IsTex, ridiculous amounts of wool

Jill, my knitting buddy, and I arrived in Iceland last Wednesday and were greeted by Ragga, the wonderful awesome organizer behind Knitting Iceland. We’ve done loads of things since arriving, but our trip to IsTex deserves a post all its own.

Here is Ragga in her Lopi sweater looking excited about IsTex, the mill where all Icelandic wool is spun.


That’s right, there are twice as many sheep as people on this island, and all that wool from the sheep? Most of it comes here to be spun. That means a LOT of wool passes through IsTex.

IsTex box

This sign is a little misleading. IsTex also imports small quantities of alpaca, cashmere and other fibers to experiment with, but the bulk of what is spun at IsTex is wool from sheep.

Only wool here

There are a gazillion bales of wool. No really, everywhere you turn, more wool. LOTS OF WOOL.


Bales everywhere

The wool comes in different colors from the sheep.

Grey bales

Each of these bales is just under 300kg. Here is Jill standing in front of some bales to give a sense of scale.

Jill and bales

Did I mention there is a lot of wool? Around every corner?

More bales

Ok, one more shot of bales. But really, I couldn’t even begin to capture the VAST amount of wool. We were giddy on wool fumes.

Even more bales

The first step in the production process is the dyeing of the fiber if the fiber is to be dyed in the wool. Here are the vats.


These perforated containers go in and out of the vats (they use heavy duty machinery to lift) to hold the wool within the dye bath.


They do lots of colors. Here are the color cards for Lopi, the traditional Icelandic yarn used to make the traditional lopi sweaters.
Color Cards

After the dyeing, the fiber needs to be dried which is a multi-step process. First it is “fluffed” which means a machine pulls the fibers apart a bit.


Then it goes through some super fancy air fluffing process that literally ends with fluffs of fiber flying down into a room. It’s so exciting it deserves an audience.

Spectating dried fluffs

Here’s a close up of the fluffs flying down.

Dried fluffs

Then the fiber is carded.


It looks like gigantic cotton candy.


Then it is spun onto these cones with two strands in parallel.


Cones of singles

These cones, each with two singles, are then moved to another machine where they are plied onto new cones.

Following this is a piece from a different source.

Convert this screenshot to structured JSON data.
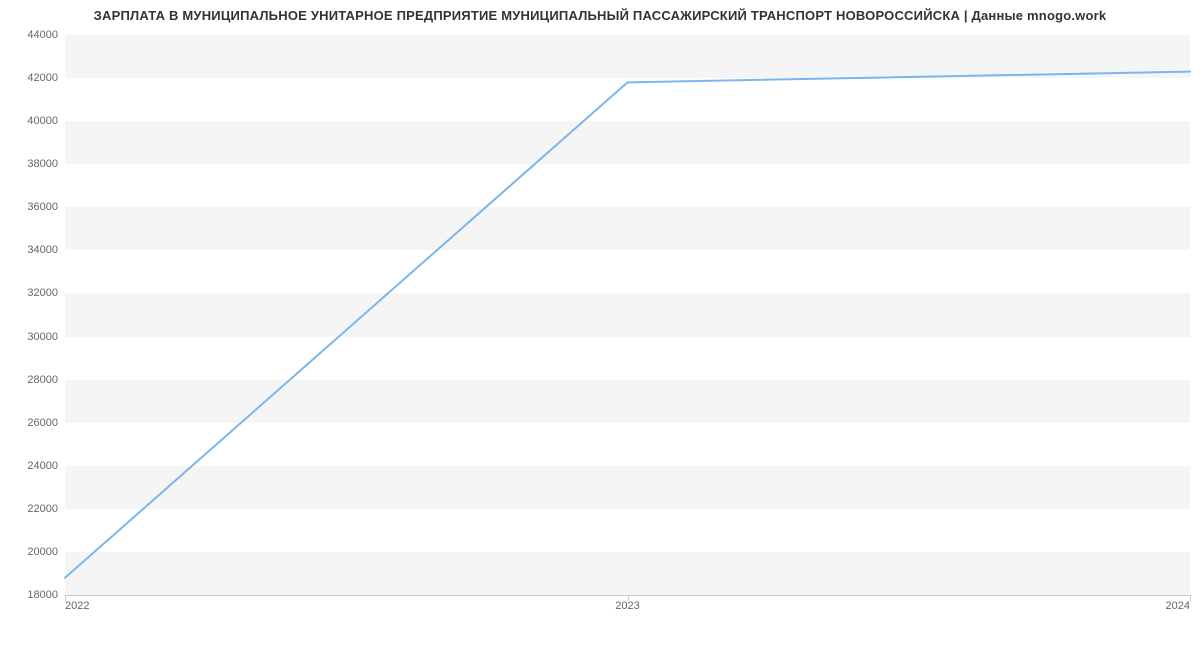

From singles to plied

Those cones are then put onto another machine that will wind the yarn from cones into hanks so they can be washed. I think that step is to remove the oils that are used in the spinning process.

Cone to hank

This hank machine is pretty fast.


There are lots of hanks all over the place. LOTS.

LOTS of hanks

And the hanks are huge. Here is my hand next to one for reference.


And then they are wound into balls and packaged and boxed.

Lopi, packaged

There are aisles and aisles of boxes of yarn at IsTex.

Boxes and boxes of lopi

Can I just say AMAZING? Want to see even more pictures of IsTex? Check out the Flickr set.

15 Responses to “IsTex, ridiculous amounts of wool”

  1. Louisa says:


    I think I just had a yarngasm…

  2. Abigail says:

    I was envious of your trip but I think I would have skipped this part and spent the day in a hot pool thinking about silk and cotton instead. 😉

  3. willow4 says:

    Cool, Thanks for the guided tour! Love to see and hear about your trip to Iceland… Hubby not interested in fibre tourism :0(

  4. Charlotte says:

    Wow,wow,wow! That is a LOT of yarn. Must have been an amazing trip!
    (Now I want to knit a Lopi sweater… In grey and mustard.)

  5. Brandi says:

    That is a lot of wool. I don’t know what else to say. I’m stunned.

  6. Christine says:

    I had a yarngasm, too!

  7. Teenuh says:

    Mmm Icelandic wool! It felt so interesting when Ragga had her samples in my class at Stitches. This would have been such a fun tour to go on. I’m so sad I had to stay behind for work! >:(

  8. Mel says:

    We did an on-the-fly day tour with Ragga when we visited last year and really enjoyed the Ístex tour. We’ve been in similar factories in Peru (joys of being married to a designer), but it’s always fun to watch the process. Even more fun was visiting the Álafoss store afterward and doing some serious stash enhancement. We’re heading back to Iceland this August, and I fully plan on taking at least one or two empty duffel bags to bring back even more!

  9. Janieb says:

    They gotta need someone to test the yarn surely? When can I move in?

  10. That rocks! I want to go now!

  11. Rani says:

    I’m speechless. Wow. I have a trunk-load of Icelandic sweaters. This is where they came from – HA!

  12. Janice says:

    Wool, wonderful wool! Love the photo essay of your tour. Man, I wish I could have seen it all in person.

  13. […] you know, I headed over to Iceland earlier this year for a trip filled with adventure, lots of sheep and wool, and wonderfully cool […]